Chris Parker: Sure, sure.
Brenda Smith: I live in my happy land and always think that the government is going to welcome this input with open arms. But I think it's worth trying, particularly if you have a relationship already or you are interested in forming a relationship. A lot of times, you have questions that, with a simple phone call or an email to a trusted partner within the government, you can get the answer to that question. I think it's really worth the investment of trying to form that relationship. My Gen Z doesn't always want to give me full visibility into what he's up to, but a lot of times, I can provide useful information or support on things that he's dealing with. It's kind of the same thing with business community and the government. You may not always want to give them full visibility, but develop that relationship so that you can partner on resolving these really complex issues we've got to deal with.

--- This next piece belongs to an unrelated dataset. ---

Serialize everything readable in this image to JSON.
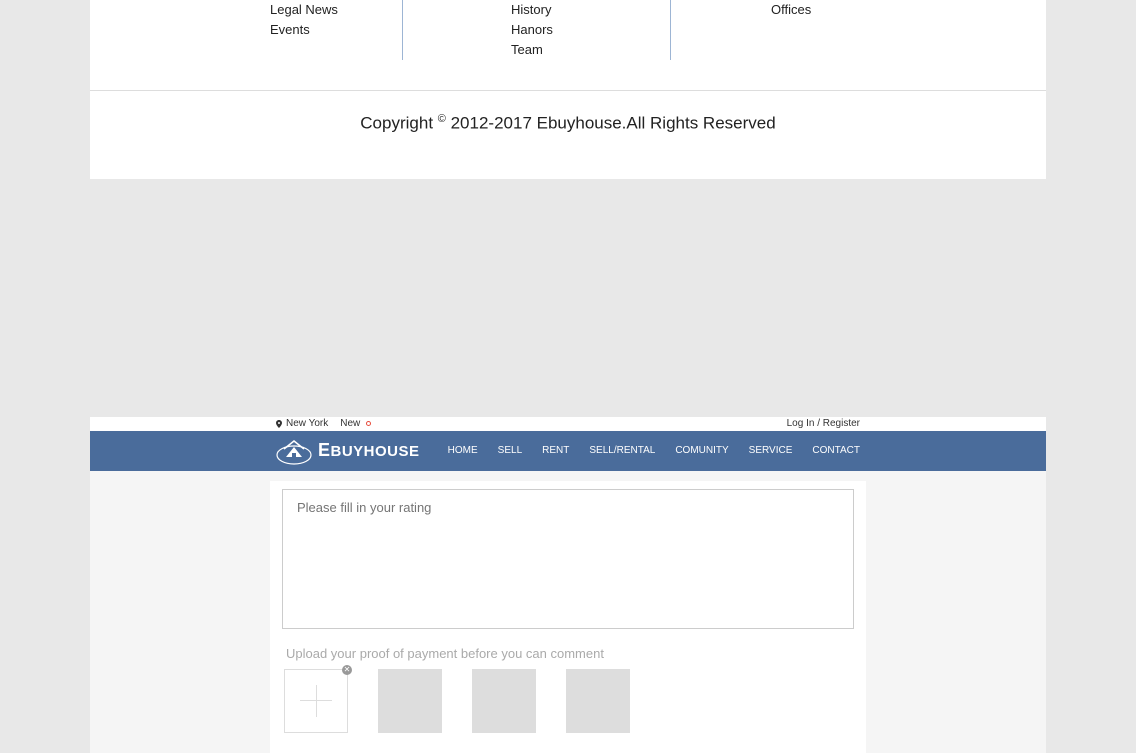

Chris Parker: So it sounds ultimately like it's okay and beneficial for both the government and for imports to have a relationship with each other, and also a really good reminder to just call your parents, it sounds like.
Brenda Smith: That's great. Yes.

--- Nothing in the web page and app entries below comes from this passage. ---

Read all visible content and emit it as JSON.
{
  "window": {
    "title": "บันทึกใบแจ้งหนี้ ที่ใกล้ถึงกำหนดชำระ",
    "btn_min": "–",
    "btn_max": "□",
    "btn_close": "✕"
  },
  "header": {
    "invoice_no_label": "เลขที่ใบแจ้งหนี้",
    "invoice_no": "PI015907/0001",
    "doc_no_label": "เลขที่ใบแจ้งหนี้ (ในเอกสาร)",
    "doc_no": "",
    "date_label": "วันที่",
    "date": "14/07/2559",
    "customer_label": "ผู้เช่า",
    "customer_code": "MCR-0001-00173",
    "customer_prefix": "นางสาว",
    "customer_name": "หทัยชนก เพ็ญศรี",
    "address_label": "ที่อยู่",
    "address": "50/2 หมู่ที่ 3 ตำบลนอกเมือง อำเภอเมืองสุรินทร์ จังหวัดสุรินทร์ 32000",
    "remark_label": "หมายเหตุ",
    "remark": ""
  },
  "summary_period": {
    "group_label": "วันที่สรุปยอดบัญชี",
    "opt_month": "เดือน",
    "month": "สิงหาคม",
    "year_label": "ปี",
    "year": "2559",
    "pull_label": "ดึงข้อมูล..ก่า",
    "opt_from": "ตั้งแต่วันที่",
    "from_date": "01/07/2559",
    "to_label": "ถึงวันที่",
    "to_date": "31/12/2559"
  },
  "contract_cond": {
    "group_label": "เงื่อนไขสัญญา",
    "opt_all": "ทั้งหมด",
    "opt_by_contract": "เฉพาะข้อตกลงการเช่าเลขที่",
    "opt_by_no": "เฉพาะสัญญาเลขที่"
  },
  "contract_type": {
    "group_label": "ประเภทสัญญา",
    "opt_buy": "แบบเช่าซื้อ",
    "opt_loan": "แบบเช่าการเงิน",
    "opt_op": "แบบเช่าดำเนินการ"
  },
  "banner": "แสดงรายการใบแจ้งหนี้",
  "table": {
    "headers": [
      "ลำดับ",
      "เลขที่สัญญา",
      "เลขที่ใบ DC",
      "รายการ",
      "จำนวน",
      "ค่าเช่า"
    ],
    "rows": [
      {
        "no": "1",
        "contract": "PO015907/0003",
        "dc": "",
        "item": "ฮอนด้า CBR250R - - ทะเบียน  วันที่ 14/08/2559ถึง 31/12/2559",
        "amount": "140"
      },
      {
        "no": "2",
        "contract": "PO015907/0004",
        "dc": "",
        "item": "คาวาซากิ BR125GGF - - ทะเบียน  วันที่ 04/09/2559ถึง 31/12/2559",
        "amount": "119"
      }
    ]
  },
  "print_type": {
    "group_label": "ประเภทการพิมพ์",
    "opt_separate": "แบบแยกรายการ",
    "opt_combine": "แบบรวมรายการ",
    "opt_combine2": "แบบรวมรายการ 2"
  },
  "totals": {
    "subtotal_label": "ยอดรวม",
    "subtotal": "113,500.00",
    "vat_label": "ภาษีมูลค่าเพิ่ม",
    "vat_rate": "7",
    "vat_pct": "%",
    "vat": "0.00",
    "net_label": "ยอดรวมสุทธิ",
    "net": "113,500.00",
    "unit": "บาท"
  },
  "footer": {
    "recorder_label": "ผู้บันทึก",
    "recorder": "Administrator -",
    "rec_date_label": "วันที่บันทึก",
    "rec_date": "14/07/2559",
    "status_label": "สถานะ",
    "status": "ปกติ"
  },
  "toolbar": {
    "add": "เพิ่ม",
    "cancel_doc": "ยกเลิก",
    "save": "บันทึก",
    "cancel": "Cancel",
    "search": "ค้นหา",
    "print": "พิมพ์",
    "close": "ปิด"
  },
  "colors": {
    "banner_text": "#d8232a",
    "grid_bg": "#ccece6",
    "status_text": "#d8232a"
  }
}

Chris Parker: All right. So when it comes to an importer looking at themselves, what would you say are the kind of conversations that they need to be having, or even with their logistics partners?
Brenda Smith: What we've seen is that addressing this sort of an issue is really an organization-wide effort because you've got legal issues, you've got procurement issues, you've got logistics issues, you've got security issues, you've got customs issues. You really need to draw on all those sources of expertise and sources of information to understand what is required and make sure that you are addressing that requirement.

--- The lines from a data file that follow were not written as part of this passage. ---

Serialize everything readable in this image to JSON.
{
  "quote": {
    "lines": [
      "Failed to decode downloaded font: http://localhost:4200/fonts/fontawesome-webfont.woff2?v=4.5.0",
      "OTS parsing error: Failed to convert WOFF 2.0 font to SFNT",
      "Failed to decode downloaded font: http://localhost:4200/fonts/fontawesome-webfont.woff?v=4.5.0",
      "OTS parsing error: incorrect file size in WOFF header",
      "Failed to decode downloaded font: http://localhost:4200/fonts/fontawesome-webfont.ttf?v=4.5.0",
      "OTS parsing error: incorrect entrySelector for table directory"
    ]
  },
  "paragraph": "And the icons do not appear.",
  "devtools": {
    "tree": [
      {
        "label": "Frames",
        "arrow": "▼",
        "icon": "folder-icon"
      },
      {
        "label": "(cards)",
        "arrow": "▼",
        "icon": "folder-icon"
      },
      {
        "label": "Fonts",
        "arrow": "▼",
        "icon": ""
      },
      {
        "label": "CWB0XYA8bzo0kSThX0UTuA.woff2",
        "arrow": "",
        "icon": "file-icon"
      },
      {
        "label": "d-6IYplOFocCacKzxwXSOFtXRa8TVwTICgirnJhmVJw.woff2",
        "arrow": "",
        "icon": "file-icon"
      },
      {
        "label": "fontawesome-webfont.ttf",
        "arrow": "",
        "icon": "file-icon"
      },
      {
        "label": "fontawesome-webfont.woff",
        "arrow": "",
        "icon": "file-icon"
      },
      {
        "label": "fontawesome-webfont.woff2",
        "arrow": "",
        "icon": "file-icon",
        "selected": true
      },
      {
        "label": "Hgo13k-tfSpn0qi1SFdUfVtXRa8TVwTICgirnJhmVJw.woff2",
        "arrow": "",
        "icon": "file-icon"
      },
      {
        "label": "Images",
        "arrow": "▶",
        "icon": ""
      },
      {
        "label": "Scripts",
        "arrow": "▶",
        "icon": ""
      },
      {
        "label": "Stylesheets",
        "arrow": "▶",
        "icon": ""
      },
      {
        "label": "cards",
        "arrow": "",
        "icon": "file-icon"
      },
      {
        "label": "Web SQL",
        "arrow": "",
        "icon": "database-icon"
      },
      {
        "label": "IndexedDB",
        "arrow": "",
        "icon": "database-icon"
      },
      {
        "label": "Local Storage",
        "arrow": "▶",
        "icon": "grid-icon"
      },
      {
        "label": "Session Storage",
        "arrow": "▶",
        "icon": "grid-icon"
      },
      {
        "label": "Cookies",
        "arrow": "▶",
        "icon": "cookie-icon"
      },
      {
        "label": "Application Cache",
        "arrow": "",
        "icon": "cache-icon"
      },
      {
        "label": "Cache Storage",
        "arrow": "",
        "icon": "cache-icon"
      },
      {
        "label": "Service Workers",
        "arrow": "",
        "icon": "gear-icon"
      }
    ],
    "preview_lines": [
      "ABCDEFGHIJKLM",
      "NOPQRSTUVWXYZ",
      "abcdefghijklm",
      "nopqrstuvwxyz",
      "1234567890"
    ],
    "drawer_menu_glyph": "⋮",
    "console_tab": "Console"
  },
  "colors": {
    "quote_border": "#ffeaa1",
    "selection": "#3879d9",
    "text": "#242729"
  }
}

Brenda Smith: Often, you'll even want to pull in your communications team or your investor relations team because, very often, they can help you put that information that you've gathered and the investment that you've made in meeting the standards into explaining exactly who you are as a company and what efforts you've made to address this issue. A lot of folks have a good story to tell if they've made the investments in things like supply chain mapping, understanding where their risks are. Sometimes they've even had to shift sources of supply if they can't get the right information or the right compliance from their vendors. So it does take a really collaborative effort around this, but these are human beings we're talking about, and making that investment, it makes a big difference in a lot of people's lives.
Chris Parker: So then before we close today, you mentioned June, but I wanted to get the definitive date that this all, like the switch gets flipped. What are the details?
Brenda Smith: On June 21st, a couple things are going to happen. We're going to, I believe, see the strategy, the entity list, and the additional guidance from the Forced Labor Enforcement Task Force, that interagency group. We are going to have the technical operational guidance from CBP in hand, so we know how they're going to deal with these shipments. And we're probably going to see at various ports around the country, CBP start to detain shipments and issue those detention notices. So be ready, have your story together, make sure it's clear, make sure it's focused, and I wish all of us the ability to make a real difference.
Chris Parker: Well, Brenda, thank you so much for your time and for talking about this with me. I really appreciate it.
Brenda Smith: Chris, it was an absolute pleasure. Thanks so much.
Chris Parker: Thanks for listening to today's episode. If you've got any questions or want to learn more about today's topic, check out the show notes for more information. And before you go, make sure you're subscribed on whatever podcast app you're using so you won't miss the next episode. To learn more about Expeditors, you can find us on LinkedIn, Facebook, Instagram, and Twitter, or simply visit us at expeditors.com. Take care, and I'll see you next time.